— TASK GOAL —
When a line in the records contains the string "Datenschutzerklärung", copy that line.

— Excerpts from an interface dataset —
= = = = = = =

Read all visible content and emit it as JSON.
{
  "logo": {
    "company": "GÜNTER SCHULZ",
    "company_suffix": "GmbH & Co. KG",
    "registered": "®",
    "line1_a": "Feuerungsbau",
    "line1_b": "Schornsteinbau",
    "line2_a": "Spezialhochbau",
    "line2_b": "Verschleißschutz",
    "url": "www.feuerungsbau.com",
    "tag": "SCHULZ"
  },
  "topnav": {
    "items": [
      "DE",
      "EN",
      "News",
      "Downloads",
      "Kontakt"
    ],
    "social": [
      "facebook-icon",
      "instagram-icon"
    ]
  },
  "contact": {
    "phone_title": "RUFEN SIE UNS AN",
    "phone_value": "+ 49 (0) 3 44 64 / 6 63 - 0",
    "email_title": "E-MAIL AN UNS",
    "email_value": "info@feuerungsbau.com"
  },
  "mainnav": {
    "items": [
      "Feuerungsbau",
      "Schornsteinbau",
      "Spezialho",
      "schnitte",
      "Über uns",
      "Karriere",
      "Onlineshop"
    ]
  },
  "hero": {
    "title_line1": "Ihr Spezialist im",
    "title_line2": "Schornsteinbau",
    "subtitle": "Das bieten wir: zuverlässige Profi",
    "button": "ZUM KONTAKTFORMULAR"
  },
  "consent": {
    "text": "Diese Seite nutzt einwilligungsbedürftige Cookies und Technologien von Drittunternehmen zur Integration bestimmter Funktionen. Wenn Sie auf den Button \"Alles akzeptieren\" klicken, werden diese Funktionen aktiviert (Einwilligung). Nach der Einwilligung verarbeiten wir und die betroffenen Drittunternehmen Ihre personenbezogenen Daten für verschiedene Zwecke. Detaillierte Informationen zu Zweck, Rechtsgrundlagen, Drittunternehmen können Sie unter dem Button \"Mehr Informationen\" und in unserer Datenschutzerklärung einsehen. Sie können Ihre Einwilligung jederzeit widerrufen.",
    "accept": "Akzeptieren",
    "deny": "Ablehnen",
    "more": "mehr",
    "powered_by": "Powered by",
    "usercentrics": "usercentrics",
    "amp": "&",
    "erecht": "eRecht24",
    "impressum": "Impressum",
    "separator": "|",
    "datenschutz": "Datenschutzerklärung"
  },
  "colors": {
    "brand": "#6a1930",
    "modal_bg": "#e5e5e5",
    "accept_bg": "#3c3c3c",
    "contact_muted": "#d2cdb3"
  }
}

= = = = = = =

— RESULT FOR THIS TASK —
    "text": "Diese Seite nutzt einwilligungsbedürftige Cookies und Technologien von Drittunternehmen zur Integration bestimmter Funktionen. Wenn Sie auf den Button \"Alles akzeptieren\" klicken, werden diese Funktionen aktiviert (Einwilligung). Nach der Einwilligung verarbeiten wir und die betroffenen Drittunternehmen Ihre personenbezogenen Daten für verschiedene Zwecke. Detaillierte Informationen zu Zweck, Rechtsgrundlagen, Drittunternehmen können Sie unter dem Button \"Mehr Informationen\" und in unserer Datenschutzerklärung einsehen. Sie können Ihre Einwilligung jederzeit widerrufen.",
    "datenschutz": "Datenschutzerklärung"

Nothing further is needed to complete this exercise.